The colon is also called the large bowel or large intestine. It is the lower 150 to 180 cm of the digestive system. The last 20 to 25 cm of the colon is the rectum. Colon cancer, sometimes called colorectal cancer, is cancer that starts in the large intestine or rectum.
Cancer cells are abnormal cells. Cancer cells grow and divide more quickly than healthy cells. Some cancer cells may form growths called tumors. All tumors increase in size, but some tumors grow quickly, others slowly. Some cancer cells spread to other parts of the body through the blood and lymph systems.
Cancer of the colon and rectum often has no signs. See your doctor if you have any of these signs:
Tumors found in the colon or rectum can be benign or malignant.
If your doctor thinks you may be at risk for cancer, you may have some of these tests:
After all of your tests are done, your doctor will talk to you about treatments that are best for you.
Treatment may include:
Regular visits to your doctor are important. Your care at these visits may include blood tests, CT scans, chest X-rays or other tests. Report any problems to your doctor between visits.

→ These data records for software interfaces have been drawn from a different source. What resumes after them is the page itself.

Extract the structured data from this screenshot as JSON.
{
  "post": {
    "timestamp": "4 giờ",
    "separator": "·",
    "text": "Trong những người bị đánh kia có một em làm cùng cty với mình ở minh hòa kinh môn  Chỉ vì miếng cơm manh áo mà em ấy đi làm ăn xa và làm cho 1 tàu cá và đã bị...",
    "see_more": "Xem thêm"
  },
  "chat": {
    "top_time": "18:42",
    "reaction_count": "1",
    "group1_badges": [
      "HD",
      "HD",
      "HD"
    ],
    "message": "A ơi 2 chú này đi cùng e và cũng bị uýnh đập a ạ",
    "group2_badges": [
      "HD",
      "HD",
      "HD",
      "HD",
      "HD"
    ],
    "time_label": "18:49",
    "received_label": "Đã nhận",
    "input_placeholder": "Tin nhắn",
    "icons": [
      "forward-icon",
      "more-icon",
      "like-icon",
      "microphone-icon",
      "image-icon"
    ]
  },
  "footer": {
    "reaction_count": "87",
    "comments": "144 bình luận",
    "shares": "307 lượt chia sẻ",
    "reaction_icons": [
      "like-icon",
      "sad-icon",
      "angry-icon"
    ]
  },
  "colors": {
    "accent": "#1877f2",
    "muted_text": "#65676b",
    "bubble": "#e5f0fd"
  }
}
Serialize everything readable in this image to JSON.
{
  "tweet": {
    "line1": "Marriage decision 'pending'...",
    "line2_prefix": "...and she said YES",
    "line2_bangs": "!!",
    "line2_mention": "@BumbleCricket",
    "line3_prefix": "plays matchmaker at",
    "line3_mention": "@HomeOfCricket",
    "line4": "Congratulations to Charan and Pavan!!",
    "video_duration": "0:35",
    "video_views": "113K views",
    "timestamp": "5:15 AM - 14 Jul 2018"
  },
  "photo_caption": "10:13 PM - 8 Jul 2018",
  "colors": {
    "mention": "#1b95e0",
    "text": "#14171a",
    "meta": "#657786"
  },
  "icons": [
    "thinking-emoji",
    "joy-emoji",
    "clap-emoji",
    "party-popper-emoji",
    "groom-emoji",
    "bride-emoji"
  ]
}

If you have any questions, please speak to your treating physician.